== Segment start ==

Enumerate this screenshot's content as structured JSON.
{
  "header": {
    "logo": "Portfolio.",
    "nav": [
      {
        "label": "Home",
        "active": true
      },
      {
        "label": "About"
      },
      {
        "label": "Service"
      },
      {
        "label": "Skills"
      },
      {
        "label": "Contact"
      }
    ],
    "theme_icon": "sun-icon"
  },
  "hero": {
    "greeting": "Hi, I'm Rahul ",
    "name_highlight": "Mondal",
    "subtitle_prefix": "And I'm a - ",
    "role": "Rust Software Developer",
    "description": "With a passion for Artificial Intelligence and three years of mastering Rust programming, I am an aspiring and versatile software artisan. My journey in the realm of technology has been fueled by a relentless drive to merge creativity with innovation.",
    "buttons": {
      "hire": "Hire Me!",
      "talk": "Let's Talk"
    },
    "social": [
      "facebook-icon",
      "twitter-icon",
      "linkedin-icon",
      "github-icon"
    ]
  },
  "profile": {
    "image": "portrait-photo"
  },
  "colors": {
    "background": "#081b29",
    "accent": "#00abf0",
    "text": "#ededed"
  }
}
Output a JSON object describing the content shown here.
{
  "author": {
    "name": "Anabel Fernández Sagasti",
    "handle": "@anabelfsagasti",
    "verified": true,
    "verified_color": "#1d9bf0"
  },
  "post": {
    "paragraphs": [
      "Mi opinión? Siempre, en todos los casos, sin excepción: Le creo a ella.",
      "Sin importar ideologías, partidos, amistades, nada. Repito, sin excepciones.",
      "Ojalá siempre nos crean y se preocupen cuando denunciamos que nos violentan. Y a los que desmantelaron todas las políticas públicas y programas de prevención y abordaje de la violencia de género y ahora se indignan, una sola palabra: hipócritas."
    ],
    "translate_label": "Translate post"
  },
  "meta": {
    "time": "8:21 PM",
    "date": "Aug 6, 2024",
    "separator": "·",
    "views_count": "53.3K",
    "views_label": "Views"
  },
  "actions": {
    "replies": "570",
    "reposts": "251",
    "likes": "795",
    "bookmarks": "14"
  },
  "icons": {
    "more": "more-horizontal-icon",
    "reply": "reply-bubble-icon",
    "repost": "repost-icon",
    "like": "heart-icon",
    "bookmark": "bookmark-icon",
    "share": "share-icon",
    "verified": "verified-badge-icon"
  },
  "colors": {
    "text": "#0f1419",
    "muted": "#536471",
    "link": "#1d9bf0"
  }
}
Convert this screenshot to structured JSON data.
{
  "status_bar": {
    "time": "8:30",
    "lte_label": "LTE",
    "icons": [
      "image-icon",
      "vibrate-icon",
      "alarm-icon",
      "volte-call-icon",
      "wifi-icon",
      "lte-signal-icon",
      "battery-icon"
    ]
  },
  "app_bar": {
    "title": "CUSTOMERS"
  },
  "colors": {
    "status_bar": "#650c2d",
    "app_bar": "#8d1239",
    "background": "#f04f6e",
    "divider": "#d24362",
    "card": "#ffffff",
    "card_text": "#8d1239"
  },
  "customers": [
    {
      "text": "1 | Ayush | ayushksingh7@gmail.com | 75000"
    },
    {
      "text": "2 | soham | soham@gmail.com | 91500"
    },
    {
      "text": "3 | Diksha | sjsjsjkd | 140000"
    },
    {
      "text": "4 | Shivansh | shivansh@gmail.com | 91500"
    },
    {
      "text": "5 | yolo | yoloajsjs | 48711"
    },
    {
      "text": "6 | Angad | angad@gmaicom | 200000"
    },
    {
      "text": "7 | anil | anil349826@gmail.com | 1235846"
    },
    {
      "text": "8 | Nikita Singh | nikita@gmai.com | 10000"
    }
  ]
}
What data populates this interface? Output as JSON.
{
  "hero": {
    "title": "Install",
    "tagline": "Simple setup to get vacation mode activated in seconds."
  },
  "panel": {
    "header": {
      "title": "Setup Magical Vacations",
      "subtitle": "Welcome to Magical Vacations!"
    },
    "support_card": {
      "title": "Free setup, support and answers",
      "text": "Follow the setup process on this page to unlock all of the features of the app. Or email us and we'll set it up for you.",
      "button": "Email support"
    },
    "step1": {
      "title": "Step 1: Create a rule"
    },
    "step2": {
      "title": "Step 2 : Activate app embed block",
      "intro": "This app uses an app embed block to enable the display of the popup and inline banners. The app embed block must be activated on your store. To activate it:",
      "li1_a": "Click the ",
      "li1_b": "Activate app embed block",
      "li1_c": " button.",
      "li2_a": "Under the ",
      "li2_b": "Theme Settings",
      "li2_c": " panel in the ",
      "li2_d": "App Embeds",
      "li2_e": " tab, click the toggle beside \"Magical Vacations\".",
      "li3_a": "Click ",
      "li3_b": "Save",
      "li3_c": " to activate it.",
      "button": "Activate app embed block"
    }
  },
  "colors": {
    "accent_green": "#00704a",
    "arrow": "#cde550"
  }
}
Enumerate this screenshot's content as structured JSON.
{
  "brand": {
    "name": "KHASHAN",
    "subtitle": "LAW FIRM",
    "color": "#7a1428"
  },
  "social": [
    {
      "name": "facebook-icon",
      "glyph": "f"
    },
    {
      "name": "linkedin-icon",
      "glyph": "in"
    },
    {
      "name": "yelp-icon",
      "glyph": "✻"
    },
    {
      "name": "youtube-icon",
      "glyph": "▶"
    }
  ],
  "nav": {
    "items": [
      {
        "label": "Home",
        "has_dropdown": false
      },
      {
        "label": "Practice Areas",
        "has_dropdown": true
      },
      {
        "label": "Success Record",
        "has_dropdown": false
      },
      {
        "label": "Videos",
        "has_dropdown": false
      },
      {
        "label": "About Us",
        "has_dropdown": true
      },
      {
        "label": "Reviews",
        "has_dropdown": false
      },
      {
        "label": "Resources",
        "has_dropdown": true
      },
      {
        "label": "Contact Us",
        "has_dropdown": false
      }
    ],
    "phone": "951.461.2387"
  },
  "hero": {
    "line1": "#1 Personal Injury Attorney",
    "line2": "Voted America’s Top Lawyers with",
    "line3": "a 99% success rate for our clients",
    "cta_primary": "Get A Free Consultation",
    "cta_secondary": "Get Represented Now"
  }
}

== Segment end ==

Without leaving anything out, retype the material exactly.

Enumerate this screenshot's content as structured JSON.
{
  "header": {
    "logo": "Portfolio.",
    "nav": [
      {
        "label": "Home",
        "active": true
      },
      {
        "label": "About"
      },
      {
        "label": "Service"
      },
      {
        "label": "Skills"
      },
      {
        "label": "Contact"
      }
    ],
    "theme_icon": "sun-icon"
  },
  "hero": {
    "greeting": "Hi, I'm Rahul ",
    "name_highlight": "Mondal",
    "subtitle_prefix": "And I'm a - ",
    "role": "Rust Software Developer",
    "description": "With a passion for Artificial Intelligence and three years of mastering Rust programming, I am an aspiring and versatile software artisan. My journey in the realm of technology has been fueled by a relentless drive to merge creativity with innovation.",
    "buttons": {
      "hire": "Hire Me!",
      "talk": "Let's Talk"
    },
    "social": [
      "facebook-icon",
      "twitter-icon",
      "linkedin-icon",
      "github-icon"
    ]
  },
  "profile": {
    "image": "portrait-photo"
  },
  "colors": {
    "background": "#081b29",
    "accent": "#00abf0",
    "text": "#ededed"
  }
}
Output a JSON object describing the content shown here.
{
  "author": {
    "name": "Anabel Fernández Sagasti",
    "handle": "@anabelfsagasti",
    "verified": true,
    "verified_color": "#1d9bf0"
  },
  "post": {
    "paragraphs": [
      "Mi opinión? Siempre, en todos los casos, sin excepción: Le creo a ella.",
      "Sin importar ideologías, partidos, amistades, nada. Repito, sin excepciones.",
      "Ojalá siempre nos crean y se preocupen cuando denunciamos que nos violentan. Y a los que desmantelaron todas las políticas públicas y programas de prevención y abordaje de la violencia de género y ahora se indignan, una sola palabra: hipócritas."
    ],
    "translate_label": "Translate post"
  },
  "meta": {
    "time": "8:21 PM",
    "date": "Aug 6, 2024",
    "separator": "·",
    "views_count": "53.3K",
    "views_label": "Views"
  },
  "actions": {
    "replies": "570",
    "reposts": "251",
    "likes": "795",
    "bookmarks": "14"
  },
  "icons": {
    "more": "more-horizontal-icon",
    "reply": "reply-bubble-icon",
    "repost": "repost-icon",
    "like": "heart-icon",
    "bookmark": "bookmark-icon",
    "share": "share-icon",
    "verified": "verified-badge-icon"
  },
  "colors": {
    "text": "#0f1419",
    "muted": "#536471",
    "link": "#1d9bf0"
  }
}
Convert this screenshot to structured JSON data.
{
  "status_bar": {
    "time": "8:30",
    "lte_label": "LTE",
    "icons": [
      "image-icon",
      "vibrate-icon",
      "alarm-icon",
      "volte-call-icon",
      "wifi-icon",
      "lte-signal-icon",
      "battery-icon"
    ]
  },
  "app_bar": {
    "title": "CUSTOMERS"
  },
  "colors": {
    "status_bar": "#650c2d",
    "app_bar": "#8d1239",
    "background": "#f04f6e",
    "divider": "#d24362",
    "card": "#ffffff",
    "card_text": "#8d1239"
  },
  "customers": [
    {
      "text": "1 | Ayush | ayushksingh7@gmail.com | 75000"
    },
    {
      "text": "2 | soham | soham@gmail.com | 91500"
    },
    {
      "text": "3 | Diksha | sjsjsjkd | 140000"
    },
    {
      "text": "4 | Shivansh | shivansh@gmail.com | 91500"
    },
    {
      "text": "5 | yolo | yoloajsjs | 48711"
    },
    {
      "text": "6 | Angad | angad@gmaicom | 200000"
    },
    {
      "text": "7 | anil | anil349826@gmail.com | 1235846"
    },
    {
      "text": "8 | Nikita Singh | nikita@gmai.com | 10000"
    }
  ]
}
What data populates this interface? Output as JSON.
{
  "hero": {
    "title": "Install",
    "tagline": "Simple setup to get vacation mode activated in seconds."
  },
  "panel": {
    "header": {
      "title": "Setup Magical Vacations",
      "subtitle": "Welcome to Magical Vacations!"
    },
    "support_card": {
      "title": "Free setup, support and answers",
      "text": "Follow the setup process on this page to unlock all of the features of the app. Or email us and we'll set it up for you.",
      "button": "Email support"
    },
    "step1": {
      "title": "Step 1: Create a rule"
    },
    "step2": {
      "title": "Step 2 : Activate app embed block",
      "intro": "This app uses an app embed block to enable the display of the popup and inline banners. The app embed block must be activated on your store. To activate it:",
      "li1_a": "Click the ",
      "li1_b": "Activate app embed block",
      "li1_c": " button.",
      "li2_a": "Under the ",
      "li2_b": "Theme Settings",
      "li2_c": " panel in the ",
      "li2_d": "App Embeds",
      "li2_e": " tab, click the toggle beside \"Magical Vacations\".",
      "li3_a": "Click ",
      "li3_b": "Save",
      "li3_c": " to activate it.",
      "button": "Activate app embed block"
    }
  },
  "colors": {
    "accent_green": "#00704a",
    "arrow": "#cde550"
  }
}
Enumerate this screenshot's content as structured JSON.
{
  "brand": {
    "name": "KHASHAN",
    "subtitle": "LAW FIRM",
    "color": "#7a1428"
  },
  "social": [
    {
      "name": "facebook-icon",
      "glyph": "f"
    },
    {
      "name": "linkedin-icon",
      "glyph": "in"
    },
    {
      "name": "yelp-icon",
      "glyph": "✻"
    },
    {
      "name": "youtube-icon",
      "glyph": "▶"
    }
  ],
  "nav": {
    "items": [
      {
        "label": "Home",
        "has_dropdown": false
      },
      {
        "label": "Practice Areas",
        "has_dropdown": true
      },
      {
        "label": "Success Record",
        "has_dropdown": false
      },
      {
        "label": "Videos",
        "has_dropdown": false
      },
      {
        "label": "About Us",
        "has_dropdown": true
      },
      {
        "label": "Reviews",
        "has_dropdown": false
      },
      {
        "label": "Resources",
        "has_dropdown": true
      },
      {
        "label": "Contact Us",
        "has_dropdown": false
      }
    ],
    "phone": "951.461.2387"
  },
  "hero": {
    "line1": "#1 Personal Injury Attorney",
    "line2": "Voted America’s Top Lawyers with",
    "line3": "a 99% success rate for our clients",
    "cta_primary": "Get A Free Consultation",
    "cta_secondary": "Get Represented Now"
  }
}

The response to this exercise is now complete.